“A decision or order of the Court shall, at the request of any interested party, be subject to review by the High Court on grounds permissible at common law.”
It is to be noted that the above wording is industrial to that of section 19 (5) of the Industrial Relations Act No. 1 of 2000 save for the addition of the words “or arbitrator” in the later statute.
 What follows thereafter is of critical importance to the outcome of the instant appeal. It is this:
“It is quite clear from the aforegoing that the Legislature was conscious of the differences between an appeal and a review and although it created an Industrial Court of Appeal it confined its jurisdiction to hear appeals from the Industrial Court to questions of law only and specifically retained by section 11 (5) the jurisdiction of the High Court to review decisions of the Industrial Court on common law grounds. Those grounds embrace inter alia the fact that the decision in question was arrived at arbitrarily or capriciously or mala fide, or as a result of unwarranted adherence to a fixed principle, or in order to further an ulterior or improper purpose, or that the Court misconceived its function or took into account irrelevant considerations or ignored relevant ones, or that the decision was so grossly unreasonable as to warrant the inference that the Court had failed to apply its mind to the matter. (See Johannesburg Stock Exchange and Another v Witwatersrand Nigel Ltd & Another 1988 (3) SA 132 (AD) at 152 A - E). Those grounds are, however not exhaustive. It may also be that an error of law may give rise to a good ground for review (see Hera and Another v Booysen and Another 1992 (4) SA 69 (AD) at 84 B).”
 Having made reference to Local Road Transportation Board and Another v Durban City Council and Another 1965 (1) SA 556 (A)); Goldfields Investment Ltd and Another v City Council of Johannesburg and Another 1938 TPD 551, and Theron en Ander v Ring Van Wellington Van die NG Sendingkerk in Suid Afrika Andere 1976 (2) SA 1 (AD), Tebbutt J.A. reproduced what he described as the crystallization of the present-day position in regard to common-law review which Corbett J.A. had made Hira and Another v Booysen and Another which I will not copy here as it can be sourced in the judgment itself.
 Dealing specifically with the appeal before him, Tebbutt J.A. concluded his analysis of the complex law involved and its application to circumstances of that case at page 323 of that judgment which reads:
“In casu by wrongly deciding (as it must at this stage be assumed) that de jure, because of the nature of the Labour Commissioner’s certificate the Appellant’s application was not properly brought before it, the Industrial Court never applied its mind to the issue before it. That was accordingly an irregularity justiciable on review.
It follows that although the learned judge a quo was alert to the fact that a matter of law was involved, he erred in not finding that an error of law by the Industrial Court in the circumstances in question was an irregularity justiciable on review by the High Court and not a matter for appeal to the Industrial Court of Appeal. The appeal from the High Court’s finding must therefore succeed and the matter must be referred back to it for review.”

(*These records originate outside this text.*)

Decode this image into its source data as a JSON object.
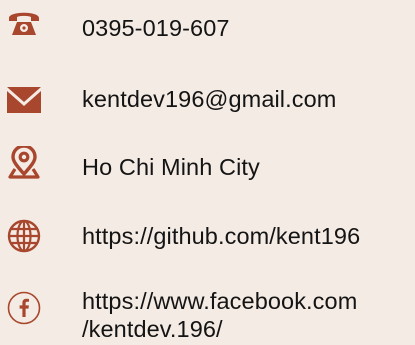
{
  "contacts": {
    "phone": {
      "icon": "phone-icon",
      "value": "0395-019-607"
    },
    "email": {
      "icon": "envelope-icon",
      "value": "kentdev196@gmail.com"
    },
    "location": {
      "icon": "map-pin-icon",
      "value": "Ho Chi Minh City"
    },
    "github": {
      "icon": "globe-icon",
      "value": "https://github.com/kent196"
    },
    "facebook": {
      "icon": "facebook-icon",
      "line1": "https://www.facebook.com",
      "line2": "/kentdev.196/"
    }
  },
  "colors": {
    "accent": "#a8472e",
    "background": "#f4ebe4",
    "text": "#141414"
  }
}
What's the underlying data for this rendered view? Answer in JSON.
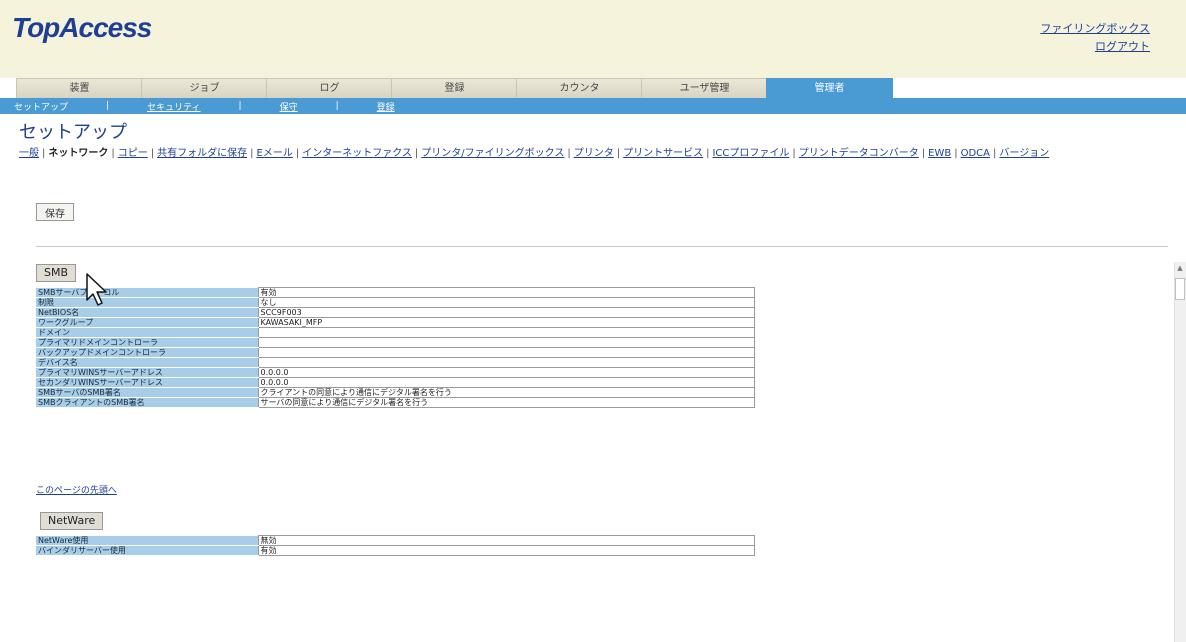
{
  "header": {
    "logo": "TopAccess",
    "filing_box_link": "ファイリングボックス",
    "logout_link": "ログアウト"
  },
  "tabs": [
    {
      "label": "装置",
      "active": false
    },
    {
      "label": "ジョブ",
      "active": false
    },
    {
      "label": "ログ",
      "active": false
    },
    {
      "label": "登録",
      "active": false
    },
    {
      "label": "カウンタ",
      "active": false
    },
    {
      "label": "ユーザ管理",
      "active": false
    },
    {
      "label": "管理者",
      "active": true
    }
  ],
  "subnav": {
    "setup": "セットアップ",
    "security": "セキュリティ",
    "maintenance": "保守",
    "registration": "登録"
  },
  "page": {
    "title": "セットアップ",
    "save_label": "保存",
    "top_link": "このページの先頭へ"
  },
  "func_links": [
    {
      "label": "一般",
      "current": false
    },
    {
      "label": "ネットワーク",
      "current": true
    },
    {
      "label": "コピー",
      "current": false
    },
    {
      "label": "共有フォルダに保存",
      "current": false
    },
    {
      "label": "Eメール",
      "current": false
    },
    {
      "label": "インターネットファクス",
      "current": false
    },
    {
      "label": "プリンタ/ファイリングボックス",
      "current": false
    },
    {
      "label": "プリンタ",
      "current": false
    },
    {
      "label": "プリントサービス",
      "current": false
    },
    {
      "label": "ICCプロファイル",
      "current": false
    },
    {
      "label": "プリントデータコンバータ",
      "current": false
    },
    {
      "label": "EWB",
      "current": false
    },
    {
      "label": "ODCA",
      "current": false
    },
    {
      "label": "バージョン",
      "current": false
    }
  ],
  "smb": {
    "title": "SMB",
    "rows": [
      {
        "label": "SMBサーバプロトコル",
        "value": "有効"
      },
      {
        "label": "制限",
        "value": "なし"
      },
      {
        "label": "NetBIOS名",
        "value": "SCC9F003"
      },
      {
        "label": "ワークグループ",
        "value": "KAWASAKI_MFP"
      },
      {
        "label": "ドメイン",
        "value": ""
      },
      {
        "label": "プライマリドメインコントローラ",
        "value": ""
      },
      {
        "label": "バックアップドメインコントローラ",
        "value": ""
      },
      {
        "label": "デバイス名",
        "value": ""
      },
      {
        "label": "プライマリWINSサーバーアドレス",
        "value": "0.0.0.0"
      },
      {
        "label": "セカンダリWINSサーバーアドレス",
        "value": "0.0.0.0"
      },
      {
        "label": "SMBサーバのSMB署名",
        "value": "クライアントの同意により通信にデジタル署名を行う"
      },
      {
        "label": "SMBクライアントのSMB署名",
        "value": "サーバの同意により通信にデジタル署名を行う"
      }
    ]
  },
  "netware": {
    "title": "NetWare",
    "rows": [
      {
        "label": "NetWare使用",
        "value": "無効"
      },
      {
        "label": "バインダリサーバー使用",
        "value": "有効"
      }
    ]
  },
  "colors": {
    "accent": "#4a9ad4",
    "header_bg": "#f6f3dc",
    "label_bg": "#a7cde8",
    "link": "#1e3f94"
  },
  "icons": [
    "mouse-cursor-icon",
    "scroll-up-icon"
  ]
}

M.C.B Maphalala J, using Takhona Dlamini’s case as his compass, steered a true course through the principles governing the power of the High Court in review proceedings. Having correctly applied these principles to the facts and circumstances of the instant case, the conclusion reached by him cannot be faulted. The appeal must accordingly be dismissed.
It is the order of this court that the appeal be and is hereby dismissed with costs, including the certified costs of senior counsel.
JUSTICE OF APPEAL
JUSTICE OF APPEAL
DR. S. TWUM
JUSTICE OF APPEAL
For the Appellant : G.I. Hully
For the Respondent : P.M. Kennedy